━━ Records for the exercise ━━

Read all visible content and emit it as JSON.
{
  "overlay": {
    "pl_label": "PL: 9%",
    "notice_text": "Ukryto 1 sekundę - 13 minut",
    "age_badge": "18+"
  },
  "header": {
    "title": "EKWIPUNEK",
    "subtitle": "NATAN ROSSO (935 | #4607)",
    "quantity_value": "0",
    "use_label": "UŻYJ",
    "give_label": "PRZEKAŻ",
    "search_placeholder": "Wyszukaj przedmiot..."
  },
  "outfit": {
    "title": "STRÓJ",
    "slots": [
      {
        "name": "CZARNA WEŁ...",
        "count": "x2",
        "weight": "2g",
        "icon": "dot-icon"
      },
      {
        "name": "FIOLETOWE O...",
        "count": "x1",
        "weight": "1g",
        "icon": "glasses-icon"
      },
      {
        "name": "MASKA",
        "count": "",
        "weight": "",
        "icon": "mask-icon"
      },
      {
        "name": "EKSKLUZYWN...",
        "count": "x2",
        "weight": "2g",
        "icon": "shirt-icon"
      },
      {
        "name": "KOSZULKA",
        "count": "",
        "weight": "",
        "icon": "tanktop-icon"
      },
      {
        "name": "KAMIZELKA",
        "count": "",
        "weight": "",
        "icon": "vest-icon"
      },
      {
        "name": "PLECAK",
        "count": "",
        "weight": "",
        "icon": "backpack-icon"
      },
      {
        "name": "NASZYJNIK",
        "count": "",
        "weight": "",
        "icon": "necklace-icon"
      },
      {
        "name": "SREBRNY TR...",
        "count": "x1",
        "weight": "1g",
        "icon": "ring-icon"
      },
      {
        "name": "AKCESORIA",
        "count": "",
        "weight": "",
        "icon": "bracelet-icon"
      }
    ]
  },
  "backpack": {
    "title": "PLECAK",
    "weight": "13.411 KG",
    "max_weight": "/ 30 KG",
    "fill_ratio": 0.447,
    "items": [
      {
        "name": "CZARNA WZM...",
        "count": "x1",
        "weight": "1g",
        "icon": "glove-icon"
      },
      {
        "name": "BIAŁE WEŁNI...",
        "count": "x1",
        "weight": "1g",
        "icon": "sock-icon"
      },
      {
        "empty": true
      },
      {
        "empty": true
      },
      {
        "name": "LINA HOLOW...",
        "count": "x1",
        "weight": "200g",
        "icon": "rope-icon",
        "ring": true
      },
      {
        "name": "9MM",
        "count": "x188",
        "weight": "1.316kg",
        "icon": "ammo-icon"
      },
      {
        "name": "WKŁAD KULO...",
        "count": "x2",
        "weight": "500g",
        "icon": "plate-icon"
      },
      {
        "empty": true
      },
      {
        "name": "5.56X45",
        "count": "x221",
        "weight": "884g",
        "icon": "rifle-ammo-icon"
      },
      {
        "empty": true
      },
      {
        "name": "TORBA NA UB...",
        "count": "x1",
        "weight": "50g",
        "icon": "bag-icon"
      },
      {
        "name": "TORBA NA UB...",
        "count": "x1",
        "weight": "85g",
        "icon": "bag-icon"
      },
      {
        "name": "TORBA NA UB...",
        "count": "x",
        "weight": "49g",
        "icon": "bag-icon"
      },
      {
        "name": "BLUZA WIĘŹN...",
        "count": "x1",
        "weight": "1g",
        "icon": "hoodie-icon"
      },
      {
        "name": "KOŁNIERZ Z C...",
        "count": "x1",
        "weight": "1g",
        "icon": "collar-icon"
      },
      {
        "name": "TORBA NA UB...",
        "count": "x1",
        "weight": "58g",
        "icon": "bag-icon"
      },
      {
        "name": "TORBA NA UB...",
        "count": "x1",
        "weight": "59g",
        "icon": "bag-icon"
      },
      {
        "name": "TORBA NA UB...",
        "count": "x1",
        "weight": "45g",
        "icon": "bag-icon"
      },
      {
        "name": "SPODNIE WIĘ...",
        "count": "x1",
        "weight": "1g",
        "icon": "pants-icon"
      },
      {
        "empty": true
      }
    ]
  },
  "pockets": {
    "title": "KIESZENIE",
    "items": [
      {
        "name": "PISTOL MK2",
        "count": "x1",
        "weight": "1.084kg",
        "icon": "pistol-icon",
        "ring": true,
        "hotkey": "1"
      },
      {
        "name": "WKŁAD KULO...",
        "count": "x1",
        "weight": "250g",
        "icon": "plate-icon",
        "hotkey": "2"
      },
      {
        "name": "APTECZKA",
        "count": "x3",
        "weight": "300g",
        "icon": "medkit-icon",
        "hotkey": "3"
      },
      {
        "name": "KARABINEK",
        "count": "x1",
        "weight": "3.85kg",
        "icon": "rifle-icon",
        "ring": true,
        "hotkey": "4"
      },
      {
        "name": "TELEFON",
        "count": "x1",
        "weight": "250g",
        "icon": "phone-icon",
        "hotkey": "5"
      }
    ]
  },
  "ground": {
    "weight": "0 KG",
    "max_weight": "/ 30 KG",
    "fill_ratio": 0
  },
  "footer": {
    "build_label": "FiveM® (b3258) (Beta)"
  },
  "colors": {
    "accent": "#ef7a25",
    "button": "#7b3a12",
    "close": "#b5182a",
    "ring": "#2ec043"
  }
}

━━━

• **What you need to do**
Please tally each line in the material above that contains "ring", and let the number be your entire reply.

• **The answer**
5